“The main difference between police horses and other horses is that these animals are trained to handle different type of conflicts, which can sometimes include violent interactions,” said Ivana Gabriela Schork, a biologist and PhD candidate at the University of Salford Manchester, in Salford, U.K.
Under natural conditions, horses have evolved to “avoid conflicts,” said Schork. “They will flee under a threat, not fight.
“In a working situation, this may not be possible, which ends up causing what is known as a behavioral conflict,” she continued. “So even if the horse may be able to physically endure the task, it does not necessarily mean that he can cope with it mentally.”
Police horses that are unable to deal with the stress caused by this kind of internal conflict could be at greater risk of welfare issues and behavioral problems, as well as health conditions such as colic, Schork said.
Schork and colleagues recently investigated the relationship between personality and abnormal behavior, as well as susceptibility to disease and welfare, among 46 police horses (all Brazilian Sport Horses averaging 10 years old) at the Regimento de Cavalaria Alferes Tiradentes, in Minas Gerais, Brazil.
The horses were housed in individual stalls they and fed six times a day (half concentrated feeds, half hay), Schork said. The researchers subjected the horses to food-related behavior tests, and they asked veterinarians and the horses’ riders to evaluate each horse’s personality via a questionnaire, which included 18 personality traits such as “confident,” “curious,” “playful,” “hardworking,” “insecure,” and “irritable.” They also performed a novel object test, in which horses were exposed to an object (usually a surprising or scary one) they’d never seen before and recorded the horses’ responses.
The researchers found that horses described as intelligent, curious, and playful were the most likely to express abnormal behaviors (such as stereotypies), Schork said. By contrast, the horses described mainly as passive, stubborn, and confident tended to cope better with the demands of police horse life, she said.
“If there are resources available, I would recommend trying to do a personality assessment with the horses before they go into training,” said Schork. “This would give a first insight into how the individuals respond to the environment and would allow the police force to select those individuals whose behavior is best-suited to the task they will perform.
“Regarding better welfare, in general, welfare is based on giving individuals as much choice and control as they can have over their environment,” she continued. “Giving the horses opportunities to express natural behaviors such as grazing and social interactions and respecting their limits while working, both physically and mentally, would improve their quality of life.”
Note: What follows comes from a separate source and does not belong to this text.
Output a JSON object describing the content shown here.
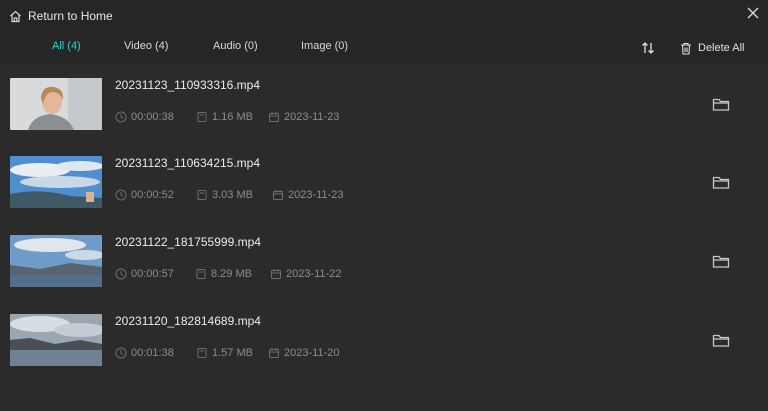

Schork acknowledged that the study focused on one country’s police horse culture, so results could vary in other countries.
“Since there is no specific legislation for working animals in Brazil or guidelines for the use of horses by the police, the animals are kept in a way that is cost-effective, which does not always benefit the individuals,” she said. “It is important to remember that different countries have different practice styles and regulations concerning animal use, which can contribute to a better or poorer quality of life.”
Even so, regardless of the country, the challenge of police horses in the working environment and their need for “choice” in their management are universal, Schork added. Greater attention to police horse needs, as well as to the personalities best-suited for this kind of work, could lead to better police horse welfare across the globe, she said.
The study, “Personality, abnormal behaviour, and health: An evaluation of the welfare of police horses,” was published in PLOS One.